Voyager is now so far from us it takes 17 hours for its radio signal to reach our planet. The cameras are now switched off but the craft still has working instruments which study magnetic fields, cosmic rays, and charged particles from the sun called the solar wind. Famously the craft, about the size of a small car, contains gold plated discs containing multi-lingual greetings, music and pictures, and a guide for intelligent discoverers in some future time so they can identify precisely where our pale blue dot is situated in the vastness of the Universe. Voyager has enough nuclear fuel to last until around 2020; by then it will have left our solar system for good. So far the mission has cost $3.7 billion in today's money. Money well spent, just for the photograph.
How has our pale blue dot changed since 1977? Certainly the years have reinforced the truism that those who do not learn from history are condemned to repeat its mistakes. The Berlin Wall has fallen, but there is a new wall separating Palestinians from their Homeland. In 1977 USA's President Carter pleaded to the UN for a Palestinian homeland to be established, something which the Palestinians still seek after 35 years of further bloodshed and oppression. Beyond the UK, 1977 saw abortion legalised in Italy, President Carter pardon Vietnam draft evaders in the USA, and riots in South Africa. It also saw Visa launch its first credit card and the World Health Organisation (WHO) announce the eradication of smallpox.
The Cold War may be now be over but there are new divisions and conflicts, fuelled by religious intolerance and dogma, more so in a post 9/11 world where state terrorism and individual terrorism coexist, and of course war is a human constant, as we further imperil the survival of humanity, and the future of the pale blue dot we inhabit.
The headline quotation from the Star Trek series is believed to have been taken from a White House booklet published in 1958 to foster support for a space race: 'The first of these factors is the compelling urge of man to explore and to discover to explore and to discover, the thrust of curiosity that leads men to try to go where no one has gone before'.
One thing that has changed is greater awareness of the kind of careless sexist language used in the headline for this article.

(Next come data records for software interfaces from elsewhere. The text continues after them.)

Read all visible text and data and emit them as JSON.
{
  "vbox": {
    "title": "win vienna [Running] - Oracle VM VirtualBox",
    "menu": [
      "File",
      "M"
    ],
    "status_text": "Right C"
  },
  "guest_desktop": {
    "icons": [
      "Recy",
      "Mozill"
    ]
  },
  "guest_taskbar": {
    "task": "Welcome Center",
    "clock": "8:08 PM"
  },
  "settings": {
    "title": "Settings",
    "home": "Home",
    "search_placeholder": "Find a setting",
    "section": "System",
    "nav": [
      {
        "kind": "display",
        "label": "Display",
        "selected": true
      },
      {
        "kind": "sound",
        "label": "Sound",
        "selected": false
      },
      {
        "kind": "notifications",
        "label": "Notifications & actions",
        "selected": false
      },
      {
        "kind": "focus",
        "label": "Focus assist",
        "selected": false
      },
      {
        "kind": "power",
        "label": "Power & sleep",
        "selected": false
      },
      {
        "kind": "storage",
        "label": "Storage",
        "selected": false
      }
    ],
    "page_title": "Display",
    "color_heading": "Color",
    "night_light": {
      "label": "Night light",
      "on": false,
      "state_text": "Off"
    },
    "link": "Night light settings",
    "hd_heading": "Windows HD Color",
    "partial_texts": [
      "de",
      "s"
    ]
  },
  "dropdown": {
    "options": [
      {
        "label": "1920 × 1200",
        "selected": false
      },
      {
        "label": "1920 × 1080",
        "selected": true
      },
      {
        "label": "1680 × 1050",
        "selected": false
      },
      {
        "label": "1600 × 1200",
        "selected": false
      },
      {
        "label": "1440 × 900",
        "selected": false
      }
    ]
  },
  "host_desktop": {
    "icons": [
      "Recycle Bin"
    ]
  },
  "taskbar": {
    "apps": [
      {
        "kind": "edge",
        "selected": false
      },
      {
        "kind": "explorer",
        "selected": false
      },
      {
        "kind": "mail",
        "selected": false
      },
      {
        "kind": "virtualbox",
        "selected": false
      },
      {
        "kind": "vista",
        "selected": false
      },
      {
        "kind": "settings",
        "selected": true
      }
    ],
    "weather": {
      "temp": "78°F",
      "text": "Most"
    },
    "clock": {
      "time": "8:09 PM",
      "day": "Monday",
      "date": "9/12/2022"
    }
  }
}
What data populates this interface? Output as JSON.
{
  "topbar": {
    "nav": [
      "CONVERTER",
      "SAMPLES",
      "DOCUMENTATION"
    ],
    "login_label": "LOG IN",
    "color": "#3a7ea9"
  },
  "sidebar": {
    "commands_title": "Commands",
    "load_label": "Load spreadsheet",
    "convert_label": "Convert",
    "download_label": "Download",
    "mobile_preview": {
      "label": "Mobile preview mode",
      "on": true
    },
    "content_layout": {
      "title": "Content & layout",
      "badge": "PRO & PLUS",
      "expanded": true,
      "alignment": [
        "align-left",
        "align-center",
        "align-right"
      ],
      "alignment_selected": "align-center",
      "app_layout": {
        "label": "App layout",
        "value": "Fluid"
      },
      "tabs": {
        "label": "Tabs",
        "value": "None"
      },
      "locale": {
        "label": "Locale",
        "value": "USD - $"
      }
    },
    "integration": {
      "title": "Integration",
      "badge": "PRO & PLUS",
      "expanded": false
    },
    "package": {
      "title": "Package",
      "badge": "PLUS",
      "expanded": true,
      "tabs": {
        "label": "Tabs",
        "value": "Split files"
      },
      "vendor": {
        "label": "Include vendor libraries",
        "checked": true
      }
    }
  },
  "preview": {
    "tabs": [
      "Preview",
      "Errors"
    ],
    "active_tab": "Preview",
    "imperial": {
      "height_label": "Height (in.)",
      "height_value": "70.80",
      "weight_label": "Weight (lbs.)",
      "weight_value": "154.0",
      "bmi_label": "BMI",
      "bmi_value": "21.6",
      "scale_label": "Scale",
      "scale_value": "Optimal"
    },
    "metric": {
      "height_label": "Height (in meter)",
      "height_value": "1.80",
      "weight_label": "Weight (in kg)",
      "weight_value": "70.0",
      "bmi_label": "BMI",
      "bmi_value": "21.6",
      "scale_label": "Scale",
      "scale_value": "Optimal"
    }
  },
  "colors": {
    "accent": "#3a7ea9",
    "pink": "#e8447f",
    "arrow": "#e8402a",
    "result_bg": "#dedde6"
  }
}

Why, if a petition this year to finally put the Sun's page three girls to bed is successful, we will be spared that further sexist distraction.
Looking at what happened in the UK in 1977 there are parallels with today. The more things change the more they stay the same, so they say. For example, in 1977, the Labour Government announced plans for referenda on devolution for Scotland, and there were tentative discussions about possible independence. 1977 saw the Queen's Silver Jubilee; this year her Diamond celebrations. There were huge cuts to the defence budget as there are today. The Government and then Liberal Party established an agreement on economic recovery (austerity anyone?), and Sir Freddie Laker established the first low cost airline. And, last of all in these simple reflections, the prospect of Gove Levels might herald a return to the kind of elitism we tried so hard to erode way back in 1977.
As Voyager 1 leaves our solar system this is a time for all humanity to reflect, and contemplate Carl Sagan's hymn to the human spirit, and, above all, to remember his warning: 'In our obscurity – in all this vastness – there is no hint that help will come from elsewhere to save us from ourselves'.
Find out more:
Dick Skellington 11 October 2012
The views expressed in this post, as in all posts on Society Matters, are the views of the author, not The Open University.
Cartoon by Gary Edwards